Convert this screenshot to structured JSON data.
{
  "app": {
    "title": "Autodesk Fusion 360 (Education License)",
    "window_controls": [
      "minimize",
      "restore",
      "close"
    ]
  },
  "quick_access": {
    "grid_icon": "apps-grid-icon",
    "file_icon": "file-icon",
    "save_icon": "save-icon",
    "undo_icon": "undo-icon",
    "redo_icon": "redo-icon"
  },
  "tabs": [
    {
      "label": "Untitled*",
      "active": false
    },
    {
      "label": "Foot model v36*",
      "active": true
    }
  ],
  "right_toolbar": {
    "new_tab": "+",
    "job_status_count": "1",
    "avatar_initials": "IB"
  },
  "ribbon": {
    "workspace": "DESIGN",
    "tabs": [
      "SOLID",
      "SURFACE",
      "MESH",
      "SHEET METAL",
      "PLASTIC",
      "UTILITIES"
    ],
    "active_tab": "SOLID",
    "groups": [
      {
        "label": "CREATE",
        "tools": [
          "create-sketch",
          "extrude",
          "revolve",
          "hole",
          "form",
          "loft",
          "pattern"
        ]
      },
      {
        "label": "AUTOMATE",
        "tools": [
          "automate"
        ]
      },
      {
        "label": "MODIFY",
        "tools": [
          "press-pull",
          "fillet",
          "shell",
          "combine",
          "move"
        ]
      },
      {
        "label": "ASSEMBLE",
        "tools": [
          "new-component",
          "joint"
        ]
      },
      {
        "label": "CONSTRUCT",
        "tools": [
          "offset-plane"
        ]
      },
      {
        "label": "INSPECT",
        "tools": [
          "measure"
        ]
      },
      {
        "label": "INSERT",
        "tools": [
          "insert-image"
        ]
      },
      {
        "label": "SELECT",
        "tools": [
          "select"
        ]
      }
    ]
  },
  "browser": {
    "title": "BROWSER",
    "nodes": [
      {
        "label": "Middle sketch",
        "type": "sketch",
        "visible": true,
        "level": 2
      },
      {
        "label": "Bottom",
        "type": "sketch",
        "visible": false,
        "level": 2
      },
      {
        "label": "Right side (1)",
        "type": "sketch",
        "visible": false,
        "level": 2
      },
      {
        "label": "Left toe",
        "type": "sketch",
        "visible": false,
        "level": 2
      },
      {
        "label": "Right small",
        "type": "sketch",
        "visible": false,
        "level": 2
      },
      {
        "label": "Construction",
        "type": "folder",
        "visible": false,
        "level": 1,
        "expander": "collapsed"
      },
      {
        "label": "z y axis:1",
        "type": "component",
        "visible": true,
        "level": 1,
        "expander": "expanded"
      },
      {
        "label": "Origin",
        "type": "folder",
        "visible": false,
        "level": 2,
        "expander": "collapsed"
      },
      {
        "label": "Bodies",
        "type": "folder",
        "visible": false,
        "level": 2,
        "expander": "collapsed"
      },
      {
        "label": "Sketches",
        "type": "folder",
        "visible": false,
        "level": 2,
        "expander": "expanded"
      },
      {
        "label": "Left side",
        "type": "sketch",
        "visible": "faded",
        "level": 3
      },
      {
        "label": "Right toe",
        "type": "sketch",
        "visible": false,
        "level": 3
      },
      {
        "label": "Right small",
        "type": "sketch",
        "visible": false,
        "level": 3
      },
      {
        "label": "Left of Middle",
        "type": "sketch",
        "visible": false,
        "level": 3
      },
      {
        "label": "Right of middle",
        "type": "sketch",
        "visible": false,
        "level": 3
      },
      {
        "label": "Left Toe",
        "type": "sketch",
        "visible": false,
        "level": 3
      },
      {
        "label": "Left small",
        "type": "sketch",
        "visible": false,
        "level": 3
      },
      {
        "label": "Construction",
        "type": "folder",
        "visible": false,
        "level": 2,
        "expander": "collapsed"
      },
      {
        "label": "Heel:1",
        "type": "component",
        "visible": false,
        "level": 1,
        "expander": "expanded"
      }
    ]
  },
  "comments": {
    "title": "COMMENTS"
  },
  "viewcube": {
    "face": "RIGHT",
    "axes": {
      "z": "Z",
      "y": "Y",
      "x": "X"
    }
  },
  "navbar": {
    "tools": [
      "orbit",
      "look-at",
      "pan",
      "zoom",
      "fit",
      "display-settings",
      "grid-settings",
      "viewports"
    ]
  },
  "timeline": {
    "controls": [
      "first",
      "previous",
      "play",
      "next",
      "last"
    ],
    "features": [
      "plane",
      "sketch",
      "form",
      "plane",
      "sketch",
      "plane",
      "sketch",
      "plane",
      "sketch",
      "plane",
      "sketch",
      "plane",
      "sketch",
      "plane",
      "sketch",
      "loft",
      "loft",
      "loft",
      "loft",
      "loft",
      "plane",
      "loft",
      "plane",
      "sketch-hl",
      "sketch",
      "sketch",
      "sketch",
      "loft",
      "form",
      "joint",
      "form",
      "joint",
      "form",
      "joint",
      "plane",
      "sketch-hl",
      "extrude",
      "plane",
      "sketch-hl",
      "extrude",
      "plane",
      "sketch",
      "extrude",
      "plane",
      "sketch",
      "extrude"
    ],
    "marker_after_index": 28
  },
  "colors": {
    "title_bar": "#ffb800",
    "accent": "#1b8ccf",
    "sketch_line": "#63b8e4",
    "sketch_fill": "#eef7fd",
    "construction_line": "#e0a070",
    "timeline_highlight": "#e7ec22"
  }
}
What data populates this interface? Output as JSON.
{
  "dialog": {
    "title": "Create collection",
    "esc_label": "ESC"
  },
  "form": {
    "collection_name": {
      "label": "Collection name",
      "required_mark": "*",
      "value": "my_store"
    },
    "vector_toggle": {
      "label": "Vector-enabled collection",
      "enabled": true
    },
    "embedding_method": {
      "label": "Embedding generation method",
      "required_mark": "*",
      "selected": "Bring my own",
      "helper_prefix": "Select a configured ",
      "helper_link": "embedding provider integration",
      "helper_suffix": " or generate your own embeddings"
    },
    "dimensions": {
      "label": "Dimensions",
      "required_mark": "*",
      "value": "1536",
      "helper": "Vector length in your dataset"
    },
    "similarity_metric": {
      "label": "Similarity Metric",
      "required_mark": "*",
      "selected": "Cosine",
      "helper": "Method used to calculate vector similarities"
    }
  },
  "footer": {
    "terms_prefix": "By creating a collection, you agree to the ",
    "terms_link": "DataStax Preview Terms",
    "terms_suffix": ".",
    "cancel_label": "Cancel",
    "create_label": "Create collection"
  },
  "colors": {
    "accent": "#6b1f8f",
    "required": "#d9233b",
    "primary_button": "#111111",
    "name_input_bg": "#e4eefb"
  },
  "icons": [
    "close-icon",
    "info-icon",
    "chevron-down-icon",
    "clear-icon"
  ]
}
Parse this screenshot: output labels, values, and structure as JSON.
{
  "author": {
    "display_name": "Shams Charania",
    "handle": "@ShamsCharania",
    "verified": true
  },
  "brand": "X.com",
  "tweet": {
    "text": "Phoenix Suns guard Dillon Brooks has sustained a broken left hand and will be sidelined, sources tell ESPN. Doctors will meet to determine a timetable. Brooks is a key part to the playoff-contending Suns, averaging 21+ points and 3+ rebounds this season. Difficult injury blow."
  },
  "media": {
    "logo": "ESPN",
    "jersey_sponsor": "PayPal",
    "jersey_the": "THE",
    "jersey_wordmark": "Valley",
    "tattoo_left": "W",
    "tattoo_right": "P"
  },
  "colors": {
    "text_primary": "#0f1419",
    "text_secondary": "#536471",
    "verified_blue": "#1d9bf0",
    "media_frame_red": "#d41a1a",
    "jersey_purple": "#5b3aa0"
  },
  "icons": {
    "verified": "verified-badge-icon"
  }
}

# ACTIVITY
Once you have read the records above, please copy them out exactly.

# RESPONSE TO THE EXERCISE
Convert this screenshot to structured JSON data.
{
  "app": {
    "title": "Autodesk Fusion 360 (Education License)",
    "window_controls": [
      "minimize",
      "restore",
      "close"
    ]
  },
  "quick_access": {
    "grid_icon": "apps-grid-icon",
    "file_icon": "file-icon",
    "save_icon": "save-icon",
    "undo_icon": "undo-icon",
    "redo_icon": "redo-icon"
  },
  "tabs": [
    {
      "label": "Untitled*",
      "active": false
    },
    {
      "label": "Foot model v36*",
      "active": true
    }
  ],
  "right_toolbar": {
    "new_tab": "+",
    "job_status_count": "1",
    "avatar_initials": "IB"
  },
  "ribbon": {
    "workspace": "DESIGN",
    "tabs": [
      "SOLID",
      "SURFACE",
      "MESH",
      "SHEET METAL",
      "PLASTIC",
      "UTILITIES"
    ],
    "active_tab": "SOLID",
    "groups": [
      {
        "label": "CREATE",
        "tools": [
          "create-sketch",
          "extrude",
          "revolve",
          "hole",
          "form",
          "loft",
          "pattern"
        ]
      },
      {
        "label": "AUTOMATE",
        "tools": [
          "automate"
        ]
      },
      {
        "label": "MODIFY",
        "tools": [
          "press-pull",
          "fillet",
          "shell",
          "combine",
          "move"
        ]
      },
      {
        "label": "ASSEMBLE",
        "tools": [
          "new-component",
          "joint"
        ]
      },
      {
        "label": "CONSTRUCT",
        "tools": [
          "offset-plane"
        ]
      },
      {
        "label": "INSPECT",
        "tools": [
          "measure"
        ]
      },
      {
        "label": "INSERT",
        "tools": [
          "insert-image"
        ]
      },
      {
        "label": "SELECT",
        "tools": [
          "select"
        ]
      }
    ]
  },
  "browser": {
    "title": "BROWSER",
    "nodes": [
      {
        "label": "Middle sketch",
        "type": "sketch",
        "visible": true,
        "level": 2
      },
      {
        "label": "Bottom",
        "type": "sketch",
        "visible": false,
        "level": 2
      },
      {
        "label": "Right side (1)",
        "type": "sketch",
        "visible": false,
        "level": 2
      },
      {
        "label": "Left toe",
        "type": "sketch",
        "visible": false,
        "level": 2
      },
      {
        "label": "Right small",
        "type": "sketch",
        "visible": false,
        "level": 2
      },
      {
        "label": "Construction",
        "type": "folder",
        "visible": false,
        "level": 1,
        "expander": "collapsed"
      },
      {
        "label": "z y axis:1",
        "type": "component",
        "visible": true,
        "level": 1,
        "expander": "expanded"
      },
      {
        "label": "Origin",
        "type": "folder",
        "visible": false,
        "level": 2,
        "expander": "collapsed"
      },
      {
        "label": "Bodies",
        "type": "folder",
        "visible": false,
        "level": 2,
        "expander": "collapsed"
      },
      {
        "label": "Sketches",
        "type": "folder",
        "visible": false,
        "level": 2,
        "expander": "expanded"
      },
      {
        "label": "Left side",
        "type": "sketch",
        "visible": "faded",
        "level": 3
      },
      {
        "label": "Right toe",
        "type": "sketch",
        "visible": false,
        "level": 3
      },
      {
        "label": "Right small",
        "type": "sketch",
        "visible": false,
        "level": 3
      },
      {
        "label": "Left of Middle",
        "type": "sketch",
        "visible": false,
        "level": 3
      },
      {
        "label": "Right of middle",
        "type": "sketch",
        "visible": false,
        "level": 3
      },
      {
        "label": "Left Toe",
        "type": "sketch",
        "visible": false,
        "level": 3
      },
      {
        "label": "Left small",
        "type": "sketch",
        "visible": false,
        "level": 3
      },
      {
        "label": "Construction",
        "type": "folder",
        "visible": false,
        "level": 2,
        "expander": "collapsed"
      },
      {
        "label": "Heel:1",
        "type": "component",
        "visible": false,
        "level": 1,
        "expander": "expanded"
      }
    ]
  },
  "comments": {
    "title": "COMMENTS"
  },
  "viewcube": {
    "face": "RIGHT",
    "axes": {
      "z": "Z",
      "y": "Y",
      "x": "X"
    }
  },
  "navbar": {
    "tools": [
      "orbit",
      "look-at",
      "pan",
      "zoom",
      "fit",
      "display-settings",
      "grid-settings",
      "viewports"
    ]
  },
  "timeline": {
    "controls": [
      "first",
      "previous",
      "play",
      "next",
      "last"
    ],
    "features": [
      "plane",
      "sketch",
      "form",
      "plane",
      "sketch",
      "plane",
      "sketch",
      "plane",
      "sketch",
      "plane",
      "sketch",
      "plane",
      "sketch",
      "plane",
      "sketch",
      "loft",
      "loft",
      "loft",
      "loft",
      "loft",
      "plane",
      "loft",
      "plane",
      "sketch-hl",
      "sketch",
      "sketch",
      "sketch",
      "loft",
      "form",
      "joint",
      "form",
      "joint",
      "form",
      "joint",
      "plane",
      "sketch-hl",
      "extrude",
      "plane",
      "sketch-hl",
      "extrude",
      "plane",
      "sketch",
      "extrude",
      "plane",
      "sketch",
      "extrude"
    ],
    "marker_after_index": 28
  },
  "colors": {
    "title_bar": "#ffb800",
    "accent": "#1b8ccf",
    "sketch_line": "#63b8e4",
    "sketch_fill": "#eef7fd",
    "construction_line": "#e0a070",
    "timeline_highlight": "#e7ec22"
  }
}
What data populates this interface? Output as JSON.
{
  "dialog": {
    "title": "Create collection",
    "esc_label": "ESC"
  },
  "form": {
    "collection_name": {
      "label": "Collection name",
      "required_mark": "*",
      "value": "my_store"
    },
    "vector_toggle": {
      "label": "Vector-enabled collection",
      "enabled": true
    },
    "embedding_method": {
      "label": "Embedding generation method",
      "required_mark": "*",
      "selected": "Bring my own",
      "helper_prefix": "Select a configured ",
      "helper_link": "embedding provider integration",
      "helper_suffix": " or generate your own embeddings"
    },
    "dimensions": {
      "label": "Dimensions",
      "required_mark": "*",
      "value": "1536",
      "helper": "Vector length in your dataset"
    },
    "similarity_metric": {
      "label": "Similarity Metric",
      "required_mark": "*",
      "selected": "Cosine",
      "helper": "Method used to calculate vector similarities"
    }
  },
  "footer": {
    "terms_prefix": "By creating a collection, you agree to the ",
    "terms_link": "DataStax Preview Terms",
    "terms_suffix": ".",
    "cancel_label": "Cancel",
    "create_label": "Create collection"
  },
  "colors": {
    "accent": "#6b1f8f",
    "required": "#d9233b",
    "primary_button": "#111111",
    "name_input_bg": "#e4eefb"
  },
  "icons": [
    "close-icon",
    "info-icon",
    "chevron-down-icon",
    "clear-icon"
  ]
}
Parse this screenshot: output labels, values, and structure as JSON.
{
  "author": {
    "display_name": "Shams Charania",
    "handle": "@ShamsCharania",
    "verified": true
  },
  "brand": "X.com",
  "tweet": {
    "text": "Phoenix Suns guard Dillon Brooks has sustained a broken left hand and will be sidelined, sources tell ESPN. Doctors will meet to determine a timetable. Brooks is a key part to the playoff-contending Suns, averaging 21+ points and 3+ rebounds this season. Difficult injury blow."
  },
  "media": {
    "logo": "ESPN",
    "jersey_sponsor": "PayPal",
    "jersey_the": "THE",
    "jersey_wordmark": "Valley",
    "tattoo_left": "W",
    "tattoo_right": "P"
  },
  "colors": {
    "text_primary": "#0f1419",
    "text_secondary": "#536471",
    "verified_blue": "#1d9bf0",
    "media_frame_red": "#d41a1a",
    "jersey_purple": "#5b3aa0"
  },
  "icons": {
    "verified": "verified-badge-icon"
  }
}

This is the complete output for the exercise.